The specifications of the bill allow individuals to record what could be loosely termed “protective” recordings — the sort of recording that would prevent “he said/agency said” discrepancies further down the road.
Any employee of an Executive agency who is conducting an in-person or a telephonic interview, audit, investigation, inspection, or other official in-person or telephonic interaction with an individual, relating to a possible or alleged violation of any Federal statute or regulation that could result in the imposition of a fine, forfeiture of property, civil monetary penalty, or criminal penalty against, or the collection of an unpaid tax, fine, or penalty from, such individual or a business owned or operated by such individual, shall allow such individual to make an audio recording of such in-person or telephonic interaction at the individual’s own expense and with the individual’s own equipment.
This would seem to cover conversations with such federal agencies as the ATF, DEA and the especially recording-shy FBI, the latter of which still prefers to use its own pen-and-paper accounts of “interviews.” Unfortunately, even though these agencies (along with the DHS) fall under the “executive agency” banner, the bill’s list of exceptions would seem to make almost every conversation with these agencies off limits.
(1) CLASSIFIED INFORMATION, PUBLIC SAFETY, CRIMINAL INVESTIGATION.—This section shall not apply to any in-person or telephonic interaction—
(A) that is likely to include the discussion of classified material;
(B) that is likely to include the discussion of information that, if released publicly, would endanger public safety; or
(C) that, if released, would endanger an ongoing criminal investigation if such investigation is being conducted by a Federal law enforcement officer (as defined by section 2 of the Law Enforcement Congressional Badge of Bravery Act of 2008) who is employed by a Federal law enforcement agency.
The “endanger public safety” exception is nothing more than an out for any agency remotely concerned with “fighting terrorism.” This pretty much allows the DHS to prevent recording of conversations, even if the subject matter would seem to be completely unrelated to terrorist activity. Furthermore, the wording allows ANY agency to decide what will or won’t “endanger” the general public, with the likelihood being that most conversations carry that potential.
The FBI (along with the ATF, DEA and others) will be able to use exception (C) to prevent recordings, as almost all of these agencies’ conversations will pertain to some sort of ongoing investigation.

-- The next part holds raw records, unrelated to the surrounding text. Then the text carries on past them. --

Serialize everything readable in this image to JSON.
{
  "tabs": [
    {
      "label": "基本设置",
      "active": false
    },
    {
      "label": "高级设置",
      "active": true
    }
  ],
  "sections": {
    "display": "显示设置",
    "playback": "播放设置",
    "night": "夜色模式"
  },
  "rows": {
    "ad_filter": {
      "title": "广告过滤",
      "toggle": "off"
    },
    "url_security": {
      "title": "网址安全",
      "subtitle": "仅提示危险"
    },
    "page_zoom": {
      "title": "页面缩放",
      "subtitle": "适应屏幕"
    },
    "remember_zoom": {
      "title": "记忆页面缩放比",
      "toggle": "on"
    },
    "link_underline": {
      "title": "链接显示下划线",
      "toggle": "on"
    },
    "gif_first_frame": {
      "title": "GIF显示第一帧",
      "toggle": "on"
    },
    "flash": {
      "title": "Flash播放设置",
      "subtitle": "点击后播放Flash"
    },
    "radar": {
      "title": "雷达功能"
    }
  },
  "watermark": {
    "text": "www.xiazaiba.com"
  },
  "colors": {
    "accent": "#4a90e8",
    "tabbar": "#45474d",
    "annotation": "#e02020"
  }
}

Jenkin’s bill may push accountability on some federal agencies, but the ones with the most worrying track records probably won’t feel a thing. It would be extremely tough to sell this bill without the exceptions, but their inclusion severely undercuts the stated aim.